A disheveled hiker came into the frame around 3:15 p.m. on Tuesday, according to Explore.org, a website that operates wildlife webcams around the world, including one on Dumpling Mountain.
The man’s jacket appeared to be drenched. He looked cold and miserable and at one point looked into the camera and asked for help, his words drowned out by the wind. Earlier, he had given a thumbs-down gesture, Explore.org said in a statement.
“THERE IS A HIKER ASKING FOR HELP ON DUMPLING CAM,” one user commented on the stream.
“I called the local PD and tried my best not to sound like a crazy bear person in Oklahoma,” the user later commented. “I gave as much information as I could and am hoping help gets to him quickly.”
The moderators of the chat’s livestream alerted park rangers, who got in touch with Explore.org to coordinate a rescue.
“The park sent a search-and-rescue team to find the hiker, who was caught in windy and rainy conditions with poor visibility,” the National Park Service said in a statement. “Park rangers found the hiker a few hours later, unharmed, and brought the hiker back to safety.”
The hiker, who was not publicly identified, was found near the camera around 6:48 p.m., according to Explore.org. Footage from the camera shows two park rangers escorting the hiker off the mountain.
A spokeswoman for Explore.org noted that this was the first time that the organization’s cameras had been used in a search-and-rescue operation.
The rescue averted a potentially “serious” situation, according to Mark Sturm, the superintendent of the park. Temperatures can drop significantly overnight and can pose a threat to unprepared hikers, he said.
Mr. Sturm added that people frequently hike up the mountain but not under foggy conditions like those on Tuesday.
Katmai National Park and Preserve is in the northern region of the Alaska Peninsula. The Park Service describes it as “remote” and reachable only by plane or boat.
Katmai’s more than 4 million acres of wilderness are home to over 2,200 brown bears and play host to the annual “Fat Bear Week” — a weeklong competition that pits the park’s bears against each other to determine which is the bulkiest of all.

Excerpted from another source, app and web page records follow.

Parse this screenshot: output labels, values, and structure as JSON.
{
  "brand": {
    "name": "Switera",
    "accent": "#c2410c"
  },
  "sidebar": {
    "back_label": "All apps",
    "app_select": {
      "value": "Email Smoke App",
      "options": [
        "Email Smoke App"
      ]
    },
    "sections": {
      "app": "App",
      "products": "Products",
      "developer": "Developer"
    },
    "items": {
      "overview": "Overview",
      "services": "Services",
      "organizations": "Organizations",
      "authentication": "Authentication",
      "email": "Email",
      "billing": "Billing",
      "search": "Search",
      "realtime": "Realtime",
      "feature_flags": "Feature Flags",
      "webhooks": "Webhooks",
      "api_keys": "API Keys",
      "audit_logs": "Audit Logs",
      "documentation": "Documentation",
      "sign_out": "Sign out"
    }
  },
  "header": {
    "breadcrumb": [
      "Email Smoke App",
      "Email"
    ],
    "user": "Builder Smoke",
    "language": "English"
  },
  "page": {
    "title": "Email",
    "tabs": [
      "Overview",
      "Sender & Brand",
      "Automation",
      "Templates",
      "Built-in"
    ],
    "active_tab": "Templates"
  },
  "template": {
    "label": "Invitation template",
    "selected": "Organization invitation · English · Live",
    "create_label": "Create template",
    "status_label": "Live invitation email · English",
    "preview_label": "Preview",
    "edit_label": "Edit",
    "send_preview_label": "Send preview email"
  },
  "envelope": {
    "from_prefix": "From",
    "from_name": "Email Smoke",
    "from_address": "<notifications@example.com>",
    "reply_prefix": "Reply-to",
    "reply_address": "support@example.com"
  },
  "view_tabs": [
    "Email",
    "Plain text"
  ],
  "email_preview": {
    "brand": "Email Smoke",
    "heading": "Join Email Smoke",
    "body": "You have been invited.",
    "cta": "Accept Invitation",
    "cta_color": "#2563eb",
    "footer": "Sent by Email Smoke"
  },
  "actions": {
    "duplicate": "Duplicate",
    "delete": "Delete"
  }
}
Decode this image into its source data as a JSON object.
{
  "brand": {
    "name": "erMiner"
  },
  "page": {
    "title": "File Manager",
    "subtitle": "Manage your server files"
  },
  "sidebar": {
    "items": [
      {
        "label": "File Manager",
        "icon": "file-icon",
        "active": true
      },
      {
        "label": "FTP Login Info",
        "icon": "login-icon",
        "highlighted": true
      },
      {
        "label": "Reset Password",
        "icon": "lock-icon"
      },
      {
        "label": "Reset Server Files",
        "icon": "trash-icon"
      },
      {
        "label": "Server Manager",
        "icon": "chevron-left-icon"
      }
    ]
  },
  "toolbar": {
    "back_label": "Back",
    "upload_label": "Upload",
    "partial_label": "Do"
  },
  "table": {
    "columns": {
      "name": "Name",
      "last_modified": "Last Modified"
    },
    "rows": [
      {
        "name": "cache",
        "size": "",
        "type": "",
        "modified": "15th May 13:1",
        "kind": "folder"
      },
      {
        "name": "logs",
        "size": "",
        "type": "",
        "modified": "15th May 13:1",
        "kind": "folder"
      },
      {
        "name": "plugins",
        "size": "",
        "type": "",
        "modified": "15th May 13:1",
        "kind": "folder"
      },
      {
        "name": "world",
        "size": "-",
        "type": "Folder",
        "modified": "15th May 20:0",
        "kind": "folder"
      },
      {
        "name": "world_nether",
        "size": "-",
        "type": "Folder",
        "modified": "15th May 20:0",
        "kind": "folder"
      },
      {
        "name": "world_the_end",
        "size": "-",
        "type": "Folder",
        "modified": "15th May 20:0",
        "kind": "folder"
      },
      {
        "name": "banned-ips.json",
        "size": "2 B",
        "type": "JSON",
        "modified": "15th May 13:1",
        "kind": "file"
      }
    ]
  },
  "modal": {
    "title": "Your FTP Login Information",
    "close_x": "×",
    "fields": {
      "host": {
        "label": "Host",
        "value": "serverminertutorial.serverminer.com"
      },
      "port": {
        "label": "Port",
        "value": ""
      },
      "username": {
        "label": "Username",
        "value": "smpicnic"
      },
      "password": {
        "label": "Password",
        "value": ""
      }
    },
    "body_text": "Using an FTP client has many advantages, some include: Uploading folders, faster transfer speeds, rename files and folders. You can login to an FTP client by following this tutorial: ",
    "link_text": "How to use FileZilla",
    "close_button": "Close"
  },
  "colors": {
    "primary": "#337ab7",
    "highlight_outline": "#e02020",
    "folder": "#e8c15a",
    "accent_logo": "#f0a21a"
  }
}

Hundreds of thousands of votes are cast online, many from avid viewers of Explore.org’s bear cams at the park, including the one on Dumpling Mountain, to ultimately crown the fattest bear.